From: Jeffrey Cunningham <jeffrey@jk...>  20120709 00:01:27

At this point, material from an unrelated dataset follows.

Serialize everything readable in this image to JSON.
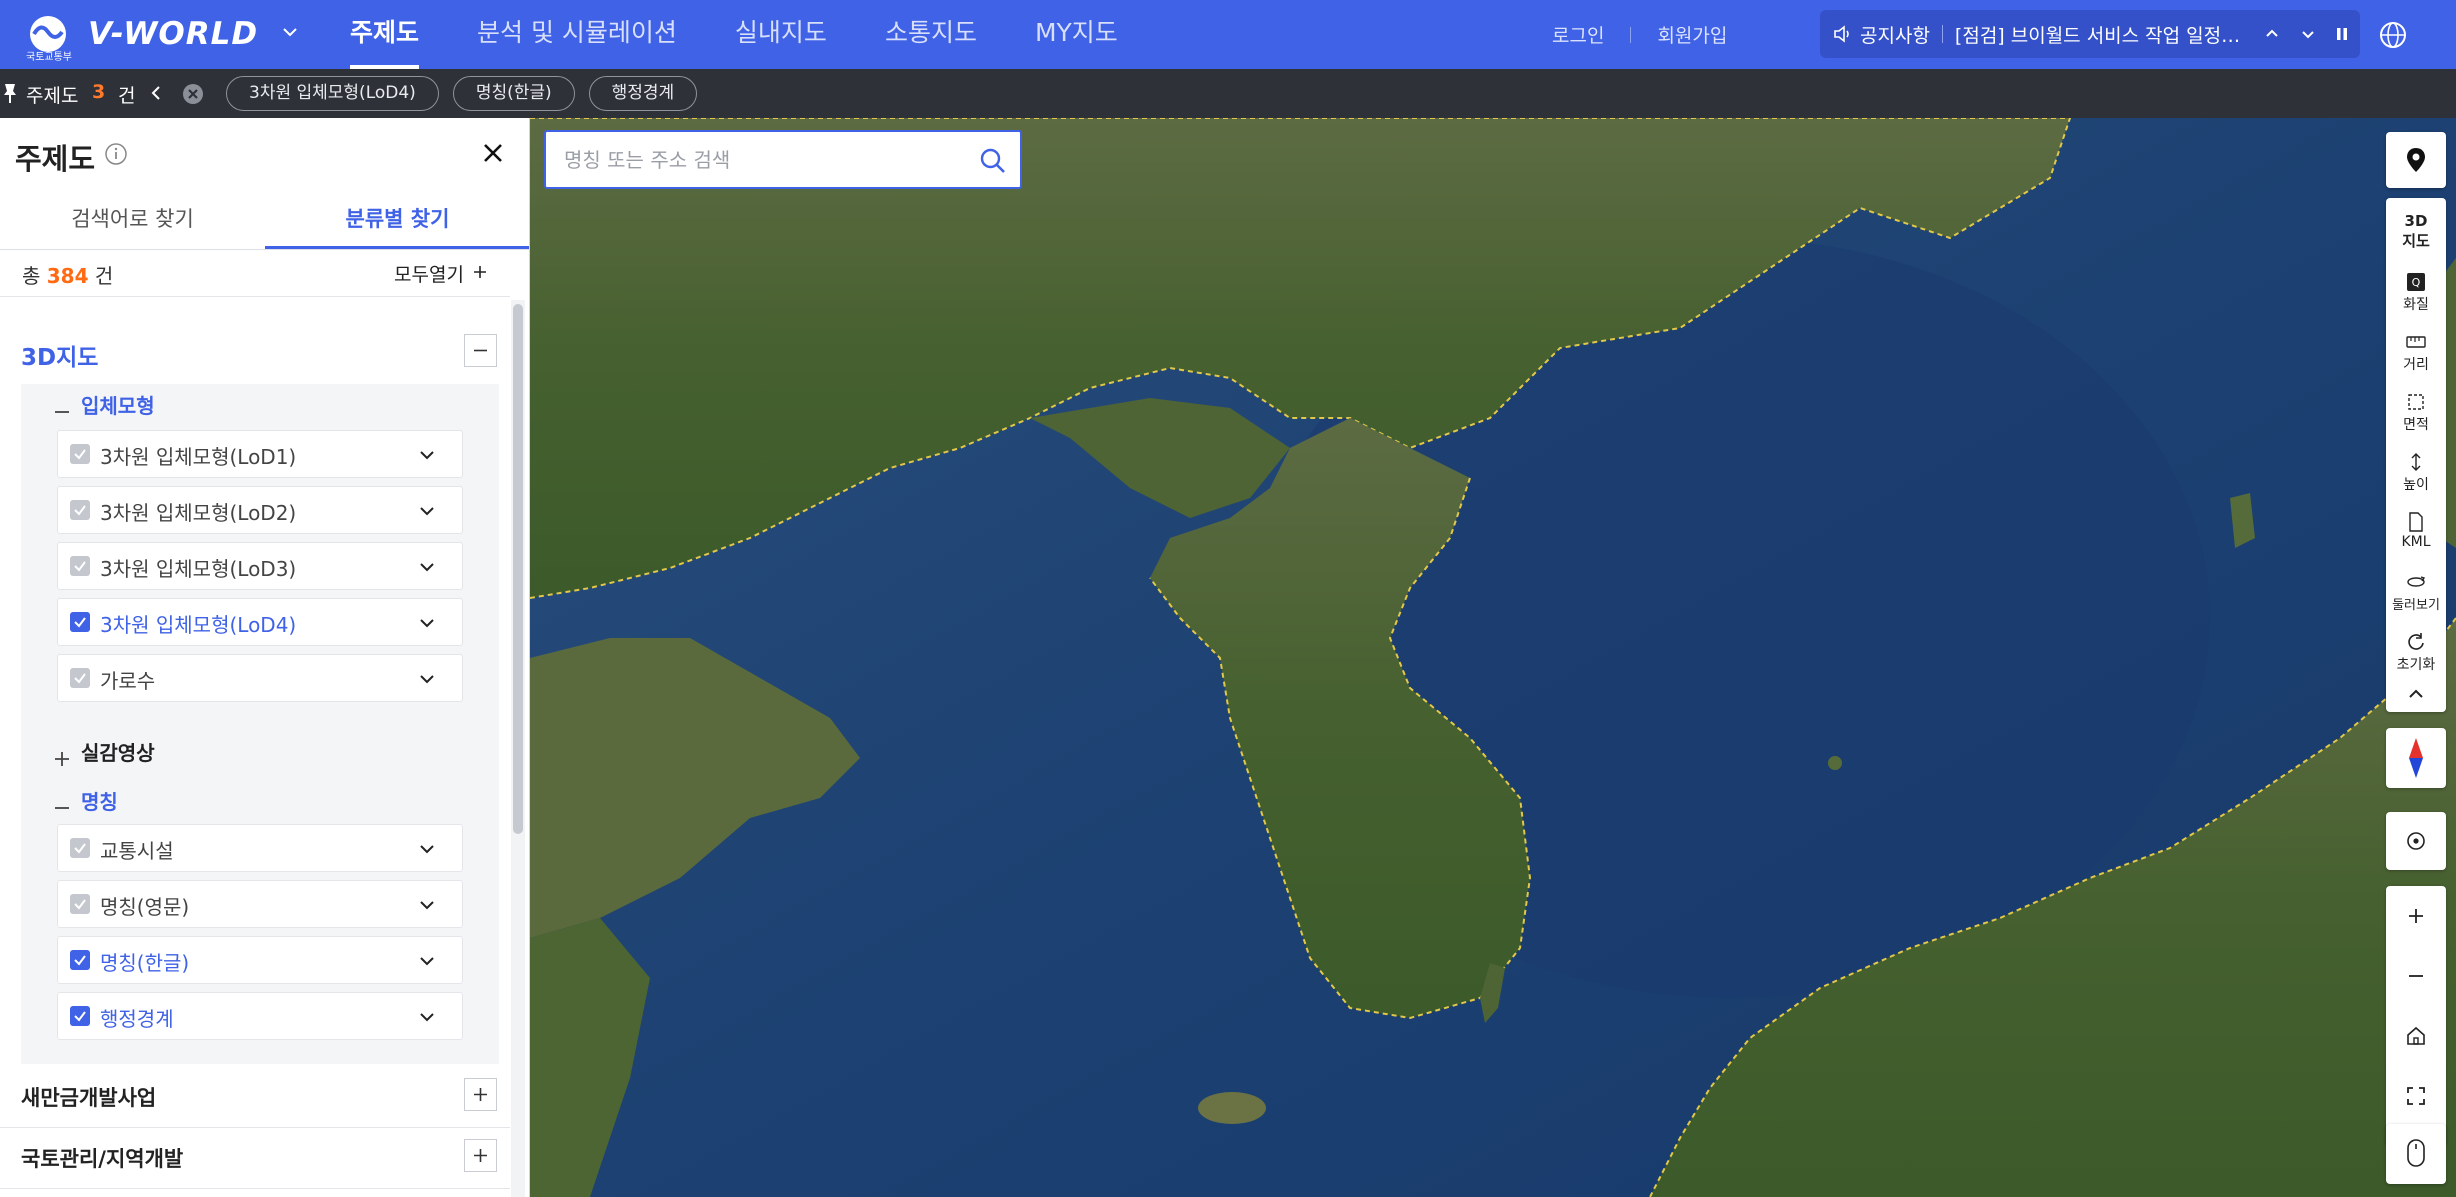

On 07/07/2012 08:02 PM, Jeffrey Cunningham wrote: > > On 07/07/2012 07:23 PM, Burton Samograd wrote: >> On 120707 07:03 PM, Kevin Reid wrote: >>> On Jul 7, 2012, at 17:44, Burton Samograd wrote: >>> >>>> Here is the definition of normal, which has no divisions: >>>> >>>> (defun normal (&optional (a 1.0) (s 0.5)) >>>> (+ a (* (sqrt (* 2 (log (random 1.0)))) (cos (* 2 pi (random 1.0))) s))) >>>> >>>> Any idea where this division by zero error might be coming from? >>> RANDOM may return 0.0 in which case LOG will (on SBCL) signal DIVISIONBYZERO. >>> >> Ah, I had a feeling it was something like that but the division by zero >> was throwing me off. >> >> Thanks. I got that line from Rosetta Code; maybe it should be fixed. >> What is a good fix for this? I'm thinking that adding a very small value >> to the result of random might suffice but I don't like it. >> >>  >> Burton Samograd > > Adding a small amount would warp the distribution (a tiny amount). But > this will work and won't: > > (defun normal (&optional (a 1.0) (s 0.5)) > (+ a (* (sqrt (* 2 (log ( 1.0 (random 1.0))))) (cos (* 2 pi > (random 1.0))) > s))) > > According to the spec, random produces numbers always less than the > limit so it will never hit zero. And its a uniform distribution so you > haven't changed its statistical properties. > > Jeff Cunningham > Have you looked at a distribution of the outputs? I'm wondering if there's something else wrong. You really shouldn't see zero show up as an argument to log except once in a blue moon. It might be very small numbers will kill log also. If that's the case, then you could figure out the threshold for smallest argument to log, and put some logic in there to exclude those cases (regen another uniform variate). Jeff Cunningham